> _EXERCISE REQUIREMENTS_
Whatever appears in the records should be given again exactly, down to the last mark.

> _RECORDS PROVIDED_
▬▬▬▬▬▬

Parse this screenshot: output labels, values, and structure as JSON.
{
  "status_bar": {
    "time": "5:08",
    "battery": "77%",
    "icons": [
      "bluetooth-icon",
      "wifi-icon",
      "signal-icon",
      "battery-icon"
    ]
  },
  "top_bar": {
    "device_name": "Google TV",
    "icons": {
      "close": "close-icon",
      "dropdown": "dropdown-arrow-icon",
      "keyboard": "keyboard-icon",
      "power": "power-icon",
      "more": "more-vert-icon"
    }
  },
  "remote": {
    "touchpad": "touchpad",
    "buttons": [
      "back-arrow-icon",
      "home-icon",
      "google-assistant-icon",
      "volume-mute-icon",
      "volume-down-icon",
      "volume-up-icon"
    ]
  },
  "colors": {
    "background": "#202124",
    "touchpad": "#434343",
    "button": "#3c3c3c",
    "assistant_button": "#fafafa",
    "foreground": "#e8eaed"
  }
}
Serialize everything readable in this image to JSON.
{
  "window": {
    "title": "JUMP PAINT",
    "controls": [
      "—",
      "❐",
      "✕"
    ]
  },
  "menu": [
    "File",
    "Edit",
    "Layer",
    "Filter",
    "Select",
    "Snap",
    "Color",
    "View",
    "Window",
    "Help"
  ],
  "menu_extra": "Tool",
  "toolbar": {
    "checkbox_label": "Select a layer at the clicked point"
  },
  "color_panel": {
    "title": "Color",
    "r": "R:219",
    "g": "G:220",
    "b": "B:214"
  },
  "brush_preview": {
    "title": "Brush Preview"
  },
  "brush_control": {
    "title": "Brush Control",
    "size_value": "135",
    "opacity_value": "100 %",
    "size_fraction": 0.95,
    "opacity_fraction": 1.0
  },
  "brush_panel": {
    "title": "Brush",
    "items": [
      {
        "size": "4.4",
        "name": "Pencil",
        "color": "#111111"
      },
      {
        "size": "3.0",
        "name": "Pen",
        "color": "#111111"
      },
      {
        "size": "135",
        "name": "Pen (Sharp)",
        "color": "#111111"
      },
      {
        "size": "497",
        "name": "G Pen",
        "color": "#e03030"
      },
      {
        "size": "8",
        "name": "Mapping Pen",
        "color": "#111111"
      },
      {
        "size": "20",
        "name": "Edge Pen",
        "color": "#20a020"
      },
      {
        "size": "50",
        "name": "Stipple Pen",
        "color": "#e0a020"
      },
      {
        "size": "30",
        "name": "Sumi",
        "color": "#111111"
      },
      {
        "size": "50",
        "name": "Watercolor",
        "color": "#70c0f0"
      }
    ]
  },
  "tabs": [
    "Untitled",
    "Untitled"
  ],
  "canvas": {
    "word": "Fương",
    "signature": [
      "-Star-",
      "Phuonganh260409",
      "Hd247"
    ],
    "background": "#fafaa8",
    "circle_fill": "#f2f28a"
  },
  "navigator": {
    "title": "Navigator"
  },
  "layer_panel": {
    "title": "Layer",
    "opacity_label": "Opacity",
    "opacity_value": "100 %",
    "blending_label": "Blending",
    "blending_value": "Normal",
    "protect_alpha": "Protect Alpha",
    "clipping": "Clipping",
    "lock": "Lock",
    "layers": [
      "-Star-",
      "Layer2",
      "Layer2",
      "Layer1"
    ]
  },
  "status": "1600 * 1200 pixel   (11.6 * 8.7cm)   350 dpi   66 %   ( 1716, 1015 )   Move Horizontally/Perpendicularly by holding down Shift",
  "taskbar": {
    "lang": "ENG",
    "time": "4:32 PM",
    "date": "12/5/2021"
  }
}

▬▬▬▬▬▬

> _EXERCISE RESPONSE_
Parse this screenshot: output labels, values, and structure as JSON.
{
  "status_bar": {
    "time": "5:08",
    "battery": "77%",
    "icons": [
      "bluetooth-icon",
      "wifi-icon",
      "signal-icon",
      "battery-icon"
    ]
  },
  "top_bar": {
    "device_name": "Google TV",
    "icons": {
      "close": "close-icon",
      "dropdown": "dropdown-arrow-icon",
      "keyboard": "keyboard-icon",
      "power": "power-icon",
      "more": "more-vert-icon"
    }
  },
  "remote": {
    "touchpad": "touchpad",
    "buttons": [
      "back-arrow-icon",
      "home-icon",
      "google-assistant-icon",
      "volume-mute-icon",
      "volume-down-icon",
      "volume-up-icon"
    ]
  },
  "colors": {
    "background": "#202124",
    "touchpad": "#434343",
    "button": "#3c3c3c",
    "assistant_button": "#fafafa",
    "foreground": "#e8eaed"
  }
}
Serialize everything readable in this image to JSON.
{
  "window": {
    "title": "JUMP PAINT",
    "controls": [
      "—",
      "❐",
      "✕"
    ]
  },
  "menu": [
    "File",
    "Edit",
    "Layer",
    "Filter",
    "Select",
    "Snap",
    "Color",
    "View",
    "Window",
    "Help"
  ],
  "menu_extra": "Tool",
  "toolbar": {
    "checkbox_label": "Select a layer at the clicked point"
  },
  "color_panel": {
    "title": "Color",
    "r": "R:219",
    "g": "G:220",
    "b": "B:214"
  },
  "brush_preview": {
    "title": "Brush Preview"
  },
  "brush_control": {
    "title": "Brush Control",
    "size_value": "135",
    "opacity_value": "100 %",
    "size_fraction": 0.95,
    "opacity_fraction": 1.0
  },
  "brush_panel": {
    "title": "Brush",
    "items": [
      {
        "size": "4.4",
        "name": "Pencil",
        "color": "#111111"
      },
      {
        "size": "3.0",
        "name": "Pen",
        "color": "#111111"
      },
      {
        "size": "135",
        "name": "Pen (Sharp)",
        "color": "#111111"
      },
      {
        "size": "497",
        "name": "G Pen",
        "color": "#e03030"
      },
      {
        "size": "8",
        "name": "Mapping Pen",
        "color": "#111111"
      },
      {
        "size": "20",
        "name": "Edge Pen",
        "color": "#20a020"
      },
      {
        "size": "50",
        "name": "Stipple Pen",
        "color": "#e0a020"
      },
      {
        "size": "30",
        "name": "Sumi",
        "color": "#111111"
      },
      {
        "size": "50",
        "name": "Watercolor",
        "color": "#70c0f0"
      }
    ]
  },
  "tabs": [
    "Untitled",
    "Untitled"
  ],
  "canvas": {
    "word": "Fương",
    "signature": [
      "-Star-",
      "Phuonganh260409",
      "Hd247"
    ],
    "background": "#fafaa8",
    "circle_fill": "#f2f28a"
  },
  "navigator": {
    "title": "Navigator"
  },
  "layer_panel": {
    "title": "Layer",
    "opacity_label": "Opacity",
    "opacity_value": "100 %",
    "blending_label": "Blending",
    "blending_value": "Normal",
    "protect_alpha": "Protect Alpha",
    "clipping": "Clipping",
    "lock": "Lock",
    "layers": [
      "-Star-",
      "Layer2",
      "Layer2",
      "Layer1"
    ]
  },
  "status": "1600 * 1200 pixel   (11.6 * 8.7cm)   350 dpi   66 %   ( 1716, 1015 )   Move Horizontally/Perpendicularly by holding down Shift",
  "taskbar": {
    "lang": "ENG",
    "time": "4:32 PM",
    "date": "12/5/2021"
  }
}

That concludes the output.